The WDNR Permit request for the use of lethal wolf damage management (WDM) is similar to that analyzed in the 2006 Wolf EA and requests the same level of take analyzed for Alternative 2 of the EA (10% of the previous winter wolf population). If the permit for lethal take of wolves for depredation management is issued, lethal removal of wolves would only be conducted under the following conditions:


1) The depredations must have occurred within the calendar year.


2) The depredation occurred on lawfully present livestock (as defined by the Wisconsin Wolf Management Plan (WWMP; WDNR 1999, 2007), livestock guarding animals, and/or pets that are near residences and farm buildings. Lethal methods would not be used to address depredations by wolves on pets running at large or used in hunting and training.


3) The depredation must be verified by trained personnel from WS, the WDNR, other agents of the state listed under the permit request, the USFWS, or Tribal natural resources staff.

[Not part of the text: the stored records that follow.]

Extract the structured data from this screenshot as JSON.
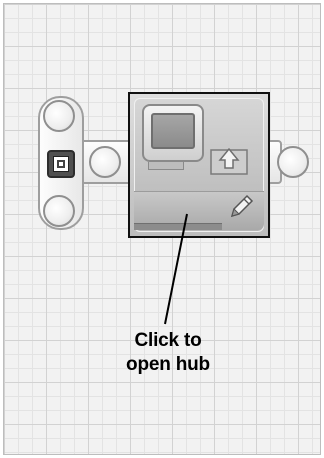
{
  "workspace": {
    "program": {
      "start_block": {
        "icon": "start-icon"
      },
      "display_block": {
        "icons": [
          "monitor-icon",
          "upload-icon",
          "pencil-icon"
        ],
        "hub_state": "collapsed"
      }
    }
  },
  "annotation": {
    "line1": "Click to",
    "line2": "open hub"
  },
  "colors": {
    "grid_background": "#f2f2f2",
    "grid_line": "#d2d2d2",
    "block_body": "#bdbdbd",
    "block_outline": "#111111",
    "annotation_text": "#000000"
  }
}
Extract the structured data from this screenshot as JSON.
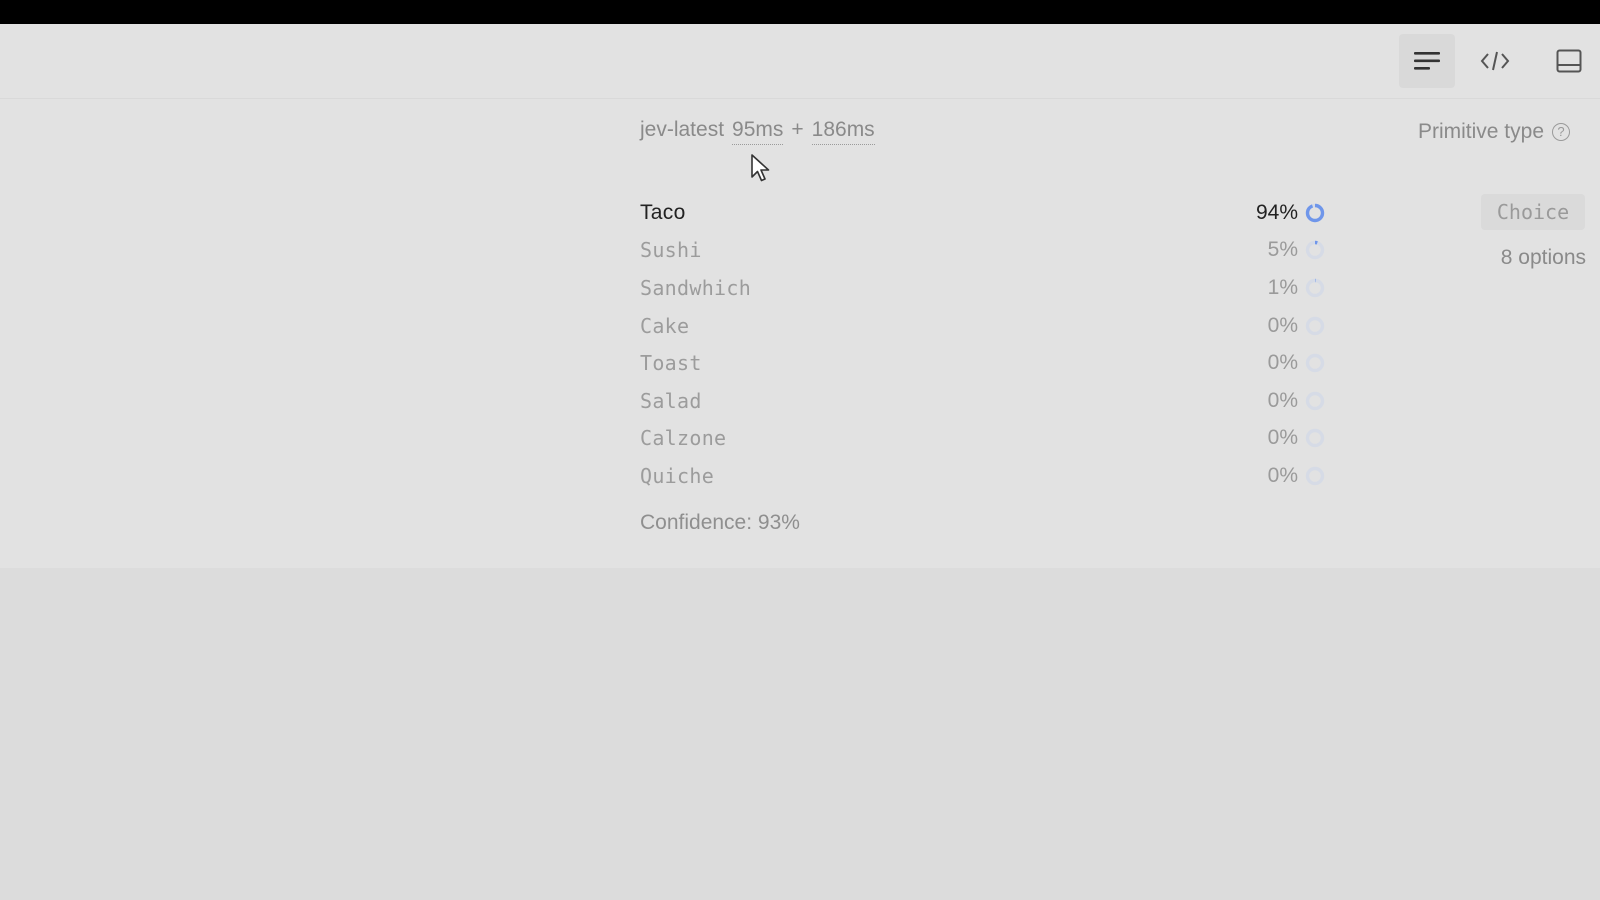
{
  "toolbar": {
    "buttons": [
      {
        "icon": "lines-icon",
        "active": true
      },
      {
        "icon": "code-icon",
        "active": false
      },
      {
        "icon": "panel-icon",
        "active": false
      }
    ]
  },
  "header": {
    "model": "jev-latest",
    "timing_1": "95ms",
    "plus": "+",
    "timing_2": "186ms"
  },
  "primitive": {
    "label": "Primitive type",
    "help_glyph": "?",
    "type": "Choice",
    "options_count": "8 options"
  },
  "results": [
    {
      "label": "Taco",
      "percent": "94%",
      "value": 0.94
    },
    {
      "label": "Sushi",
      "percent": "5%",
      "value": 0.05
    },
    {
      "label": "Sandwhich",
      "percent": "1%",
      "value": 0.01
    },
    {
      "label": "Cake",
      "percent": "0%",
      "value": 0
    },
    {
      "label": "Toast",
      "percent": "0%",
      "value": 0
    },
    {
      "label": "Salad",
      "percent": "0%",
      "value": 0
    },
    {
      "label": "Calzone",
      "percent": "0%",
      "value": 0
    },
    {
      "label": "Quiche",
      "percent": "0%",
      "value": 0
    }
  ],
  "confidence": "Confidence: 93%",
  "colors": {
    "accent": "#6f96ea",
    "ring_track": "#d6dbe6"
  }
}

4) Additional wolf depredations are likely to continue in the immediate future if depredating wolf or wolves are not removed.


5) Taking of wolves will only occur within ½ mile of the depredation site.


6) Pups of the year will be released back to the wild prior to August 1 and will be marked with ear tags, and/or microchips if available. Pups that weigh at least 30 lbs may be fitted with radio collars.


In addition to evaluating the applicant’s request, the USFWS will consider whether to authorize lethal take of wolves for a study designed to compare the efficacy and impacts of nonlethal and lethal strategies for wolf depredation management. This proposed research is considered in a separate Alternative (Alternative 5 – Research Option). The Research Option would involve comparing sites using nonlethal methods for wolf damage management to sites using lethal methods for wolf damage management (See Section 3.4 below). Under the Research Option, only some of the sites involved in the study would be able to use lethal methods for WDM. The remaining study sites and all sites which are not included in the research project will only use nonlethal methods for wolf damage management. Consequently, the total lethal take of wolves for the Research Option would be less than the take if the WDNR damage management permit request is granted (Alternative 2).



1 Instead of contesting the Court’s decision, the USFWS chose to pursue the removal of wolves from the federal list of threatened and endangered species. However, the Safari Club International and Safari Club International Foundation were interveners on the case and continued to pursue the issue. In 2008, a three judge appellate panel vacated the District Court’s opinion.




Last updated: April 14, 2015